__Data shown__:
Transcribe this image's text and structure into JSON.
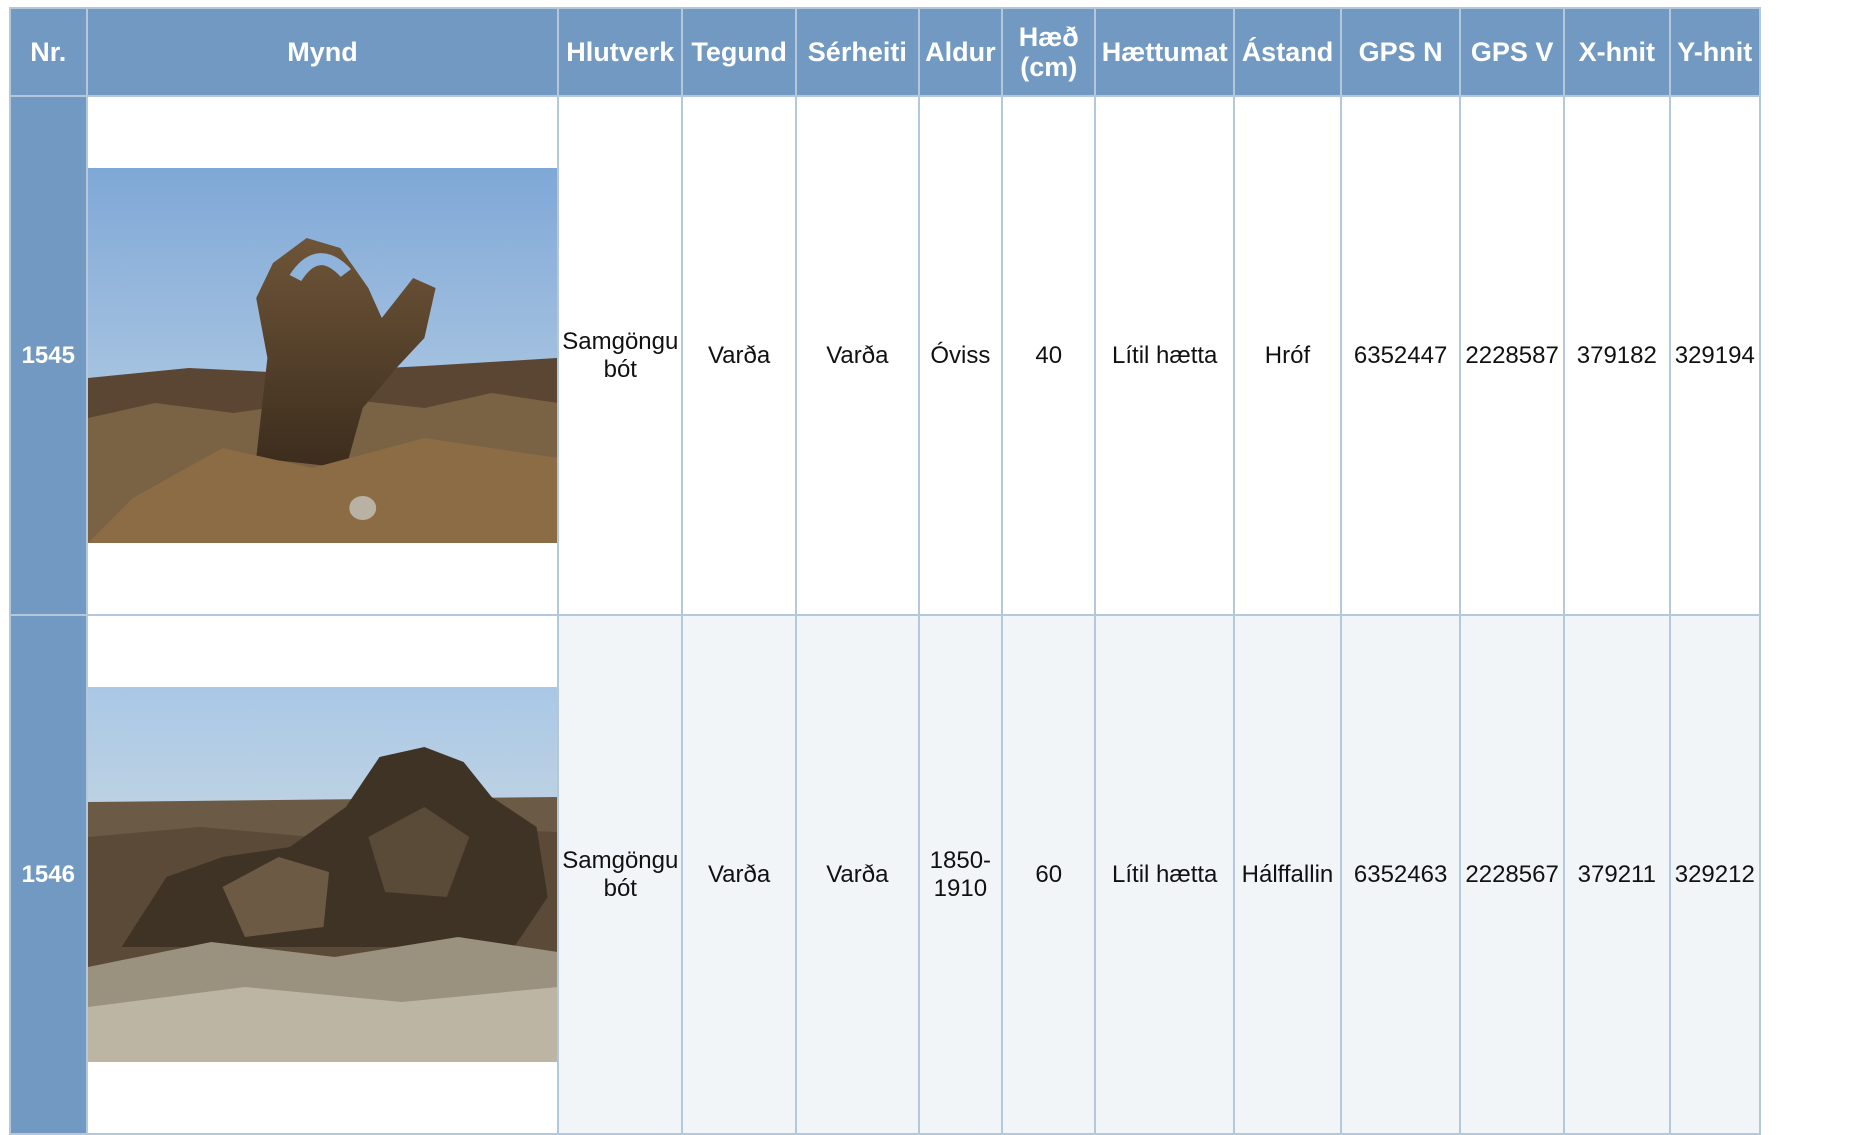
{
  "columns": {
    "nr": "Nr.",
    "mynd": "Mynd",
    "hlutverk": "Hlutverk",
    "tegund": "Tegund",
    "serheiti": "Sérheiti",
    "aldur": "Aldur",
    "haed_line1": "Hæð",
    "haed_line2": "(cm)",
    "haettumat": "Hættumat",
    "astand": "Ástand",
    "gps_n": "GPS N",
    "gps_v": "GPS V",
    "x_hnit": "X-hnit",
    "y_hnit": "Y-hnit"
  },
  "rows": [
    {
      "nr": "1545",
      "hlutverk_line1": "Samgöngu",
      "hlutverk_line2": "bót",
      "tegund": "Varða",
      "serheiti": "Varða",
      "aldur_line1": "Óviss",
      "aldur_line2": "",
      "haed": "40",
      "haettumat": "Lítil hætta",
      "astand": "Hróf",
      "gps_n": "6352447",
      "gps_v": "2228587",
      "x_hnit": "379182",
      "y_hnit": "329194"
    },
    {
      "nr": "1546",
      "hlutverk_line1": "Samgöngu",
      "hlutverk_line2": "bót",
      "tegund": "Varða",
      "serheiti": "Varða",
      "aldur_line1": "1850-",
      "aldur_line2": "1910",
      "haed": "60",
      "haettumat": "Lítil hætta",
      "astand": "Hálffallin",
      "gps_n": "6352463",
      "gps_v": "2228567",
      "x_hnit": "379211",
      "y_hnit": "329212"
    }
  ],
  "colors": {
    "header_bg": "#7299c1",
    "header_text": "#ffffff",
    "grid": "#b4c8dc",
    "alt_row_bg": "#f1f5f7"
  }
}
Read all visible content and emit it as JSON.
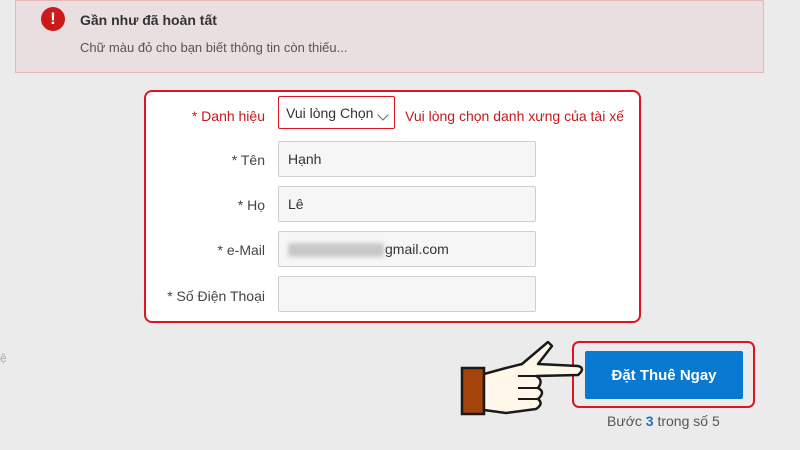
{
  "alert": {
    "icon": "exclamation-circle-icon",
    "glyph": "!",
    "title": "Gần như đã hoàn tất",
    "body": "Chữ màu đỏ cho bạn biết thông tin còn thiếu..."
  },
  "form": {
    "title_label": "* Danh hiệu",
    "title_select_value": "Vui lòng Chọn",
    "title_error": "Vui lòng chọn danh xưng của tài xế",
    "first_name_label": "* Tên",
    "first_name_value": "Hạnh",
    "last_name_label": "* Họ",
    "last_name_value": "Lê",
    "email_label": "* e-Mail",
    "email_visible_part": "gmail.com",
    "phone_label": "* Số Điện Thoại",
    "phone_value": ""
  },
  "side_mark": "ệ",
  "cta": {
    "label": "Đặt Thuê Ngay"
  },
  "step": {
    "prefix": "Bước",
    "current": "3",
    "middle": "trong số",
    "total": "5"
  },
  "colors": {
    "error_red": "#e0141e",
    "primary_blue": "#0a79d1",
    "alert_bg": "#e9dfe0"
  },
  "icons": {
    "pointer": "pointing-hand-icon",
    "dropdown": "chevron-down-icon"
  }
}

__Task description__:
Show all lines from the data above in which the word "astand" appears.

__Solution__:
    "astand": "Ástand",
      "astand": "Hróf",
      "astand": "Hálffallin",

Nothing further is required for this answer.